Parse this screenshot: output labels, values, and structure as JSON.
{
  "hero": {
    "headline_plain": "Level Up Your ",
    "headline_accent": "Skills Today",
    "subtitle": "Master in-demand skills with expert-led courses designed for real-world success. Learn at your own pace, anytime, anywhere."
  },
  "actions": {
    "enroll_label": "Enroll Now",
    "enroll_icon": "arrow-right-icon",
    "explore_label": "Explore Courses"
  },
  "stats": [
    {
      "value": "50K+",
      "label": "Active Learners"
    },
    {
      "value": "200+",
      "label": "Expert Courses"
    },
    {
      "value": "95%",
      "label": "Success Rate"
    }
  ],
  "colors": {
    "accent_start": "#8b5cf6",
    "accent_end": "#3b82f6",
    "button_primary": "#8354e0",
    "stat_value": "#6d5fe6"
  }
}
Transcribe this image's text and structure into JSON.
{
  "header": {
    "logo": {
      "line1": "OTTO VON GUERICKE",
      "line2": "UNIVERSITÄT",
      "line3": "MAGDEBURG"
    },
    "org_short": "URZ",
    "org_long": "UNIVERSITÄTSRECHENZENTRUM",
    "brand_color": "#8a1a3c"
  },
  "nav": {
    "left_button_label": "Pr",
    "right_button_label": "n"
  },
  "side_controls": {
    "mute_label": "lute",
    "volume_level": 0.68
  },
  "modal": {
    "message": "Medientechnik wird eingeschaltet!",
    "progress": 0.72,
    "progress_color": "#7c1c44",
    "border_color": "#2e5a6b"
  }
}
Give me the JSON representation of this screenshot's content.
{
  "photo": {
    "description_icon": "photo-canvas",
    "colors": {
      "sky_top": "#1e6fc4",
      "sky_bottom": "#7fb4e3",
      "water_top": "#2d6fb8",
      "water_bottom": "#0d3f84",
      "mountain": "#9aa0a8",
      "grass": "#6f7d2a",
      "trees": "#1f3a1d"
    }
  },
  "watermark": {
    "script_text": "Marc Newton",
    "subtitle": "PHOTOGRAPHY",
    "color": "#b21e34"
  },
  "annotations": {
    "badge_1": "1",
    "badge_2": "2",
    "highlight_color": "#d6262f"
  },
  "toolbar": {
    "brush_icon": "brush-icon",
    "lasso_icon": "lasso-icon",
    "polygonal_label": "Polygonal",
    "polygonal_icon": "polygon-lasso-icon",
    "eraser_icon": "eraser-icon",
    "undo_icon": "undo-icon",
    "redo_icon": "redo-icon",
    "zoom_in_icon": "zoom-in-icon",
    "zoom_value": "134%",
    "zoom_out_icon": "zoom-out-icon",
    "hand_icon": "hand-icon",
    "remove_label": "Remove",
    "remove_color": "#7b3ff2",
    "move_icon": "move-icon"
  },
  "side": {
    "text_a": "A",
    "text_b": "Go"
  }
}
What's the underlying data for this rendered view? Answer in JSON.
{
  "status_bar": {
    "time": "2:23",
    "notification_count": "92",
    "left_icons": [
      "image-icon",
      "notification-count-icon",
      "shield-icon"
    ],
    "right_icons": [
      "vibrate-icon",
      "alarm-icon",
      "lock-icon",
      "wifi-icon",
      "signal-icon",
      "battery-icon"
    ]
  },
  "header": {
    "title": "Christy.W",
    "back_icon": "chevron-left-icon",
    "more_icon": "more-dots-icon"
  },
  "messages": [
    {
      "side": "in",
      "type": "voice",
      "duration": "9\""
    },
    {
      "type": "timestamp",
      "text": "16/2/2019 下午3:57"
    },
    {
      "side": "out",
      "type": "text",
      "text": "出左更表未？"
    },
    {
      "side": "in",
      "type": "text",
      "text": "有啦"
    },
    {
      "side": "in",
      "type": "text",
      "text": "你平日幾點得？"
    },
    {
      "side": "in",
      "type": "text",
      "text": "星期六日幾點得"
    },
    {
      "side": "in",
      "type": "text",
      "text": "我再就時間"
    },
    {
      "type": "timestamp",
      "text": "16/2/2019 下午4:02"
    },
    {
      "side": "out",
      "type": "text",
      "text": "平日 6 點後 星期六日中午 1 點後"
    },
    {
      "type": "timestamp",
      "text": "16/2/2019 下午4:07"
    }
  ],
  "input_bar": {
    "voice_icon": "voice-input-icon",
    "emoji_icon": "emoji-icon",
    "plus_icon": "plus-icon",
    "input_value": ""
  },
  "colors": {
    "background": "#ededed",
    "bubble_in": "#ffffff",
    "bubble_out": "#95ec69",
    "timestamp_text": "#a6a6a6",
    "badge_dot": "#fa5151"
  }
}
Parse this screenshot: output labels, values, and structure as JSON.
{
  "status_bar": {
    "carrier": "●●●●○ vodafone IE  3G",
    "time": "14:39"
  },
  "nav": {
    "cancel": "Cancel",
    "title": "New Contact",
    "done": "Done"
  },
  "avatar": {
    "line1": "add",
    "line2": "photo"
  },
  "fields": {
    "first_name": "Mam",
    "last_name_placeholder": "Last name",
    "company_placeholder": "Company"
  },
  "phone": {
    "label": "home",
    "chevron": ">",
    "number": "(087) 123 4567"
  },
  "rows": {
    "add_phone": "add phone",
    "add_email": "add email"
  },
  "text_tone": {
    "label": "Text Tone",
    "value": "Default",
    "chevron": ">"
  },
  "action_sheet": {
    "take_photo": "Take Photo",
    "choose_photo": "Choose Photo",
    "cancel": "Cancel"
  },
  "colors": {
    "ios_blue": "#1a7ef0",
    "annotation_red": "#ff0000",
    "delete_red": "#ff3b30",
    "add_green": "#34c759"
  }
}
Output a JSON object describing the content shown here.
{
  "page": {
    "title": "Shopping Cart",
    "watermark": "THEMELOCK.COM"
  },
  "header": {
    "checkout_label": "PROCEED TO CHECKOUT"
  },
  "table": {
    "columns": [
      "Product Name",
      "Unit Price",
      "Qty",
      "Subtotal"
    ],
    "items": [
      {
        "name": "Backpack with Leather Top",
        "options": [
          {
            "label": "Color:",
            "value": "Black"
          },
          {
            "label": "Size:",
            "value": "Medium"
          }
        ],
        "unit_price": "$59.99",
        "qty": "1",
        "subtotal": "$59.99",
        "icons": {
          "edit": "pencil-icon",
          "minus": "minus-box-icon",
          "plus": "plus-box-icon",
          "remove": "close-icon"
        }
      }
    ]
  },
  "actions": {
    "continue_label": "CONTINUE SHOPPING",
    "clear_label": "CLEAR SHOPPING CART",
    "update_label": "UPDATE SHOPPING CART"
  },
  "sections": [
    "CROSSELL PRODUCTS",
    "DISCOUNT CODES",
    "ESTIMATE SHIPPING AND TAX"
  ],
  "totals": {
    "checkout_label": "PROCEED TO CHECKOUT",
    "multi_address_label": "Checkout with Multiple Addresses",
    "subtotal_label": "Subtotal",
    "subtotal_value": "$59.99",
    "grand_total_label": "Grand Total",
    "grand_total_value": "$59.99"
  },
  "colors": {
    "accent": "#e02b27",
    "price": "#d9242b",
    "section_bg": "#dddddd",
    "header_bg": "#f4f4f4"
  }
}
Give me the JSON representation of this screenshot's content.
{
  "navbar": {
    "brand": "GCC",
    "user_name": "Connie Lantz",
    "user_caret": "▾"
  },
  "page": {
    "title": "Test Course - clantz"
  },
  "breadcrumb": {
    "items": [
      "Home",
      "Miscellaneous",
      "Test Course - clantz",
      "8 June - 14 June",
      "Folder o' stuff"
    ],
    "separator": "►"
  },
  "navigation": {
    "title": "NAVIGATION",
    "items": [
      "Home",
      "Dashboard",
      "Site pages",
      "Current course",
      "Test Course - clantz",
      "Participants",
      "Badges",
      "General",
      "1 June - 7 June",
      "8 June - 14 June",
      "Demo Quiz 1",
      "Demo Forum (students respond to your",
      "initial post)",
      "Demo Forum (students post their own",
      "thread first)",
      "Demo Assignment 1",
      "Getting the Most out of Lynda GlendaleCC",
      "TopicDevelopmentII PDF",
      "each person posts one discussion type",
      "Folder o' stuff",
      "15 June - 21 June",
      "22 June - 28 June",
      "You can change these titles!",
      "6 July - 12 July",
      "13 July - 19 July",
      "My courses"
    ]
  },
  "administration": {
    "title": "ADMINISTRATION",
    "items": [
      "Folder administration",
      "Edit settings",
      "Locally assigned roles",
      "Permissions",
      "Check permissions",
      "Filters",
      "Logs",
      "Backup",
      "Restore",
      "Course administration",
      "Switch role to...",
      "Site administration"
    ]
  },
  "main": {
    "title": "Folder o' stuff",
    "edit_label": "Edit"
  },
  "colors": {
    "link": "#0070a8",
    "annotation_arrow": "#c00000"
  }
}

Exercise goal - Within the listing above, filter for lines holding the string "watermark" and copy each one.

Your response -
  "watermark": {
    "watermark": "THEMELOCK.COM"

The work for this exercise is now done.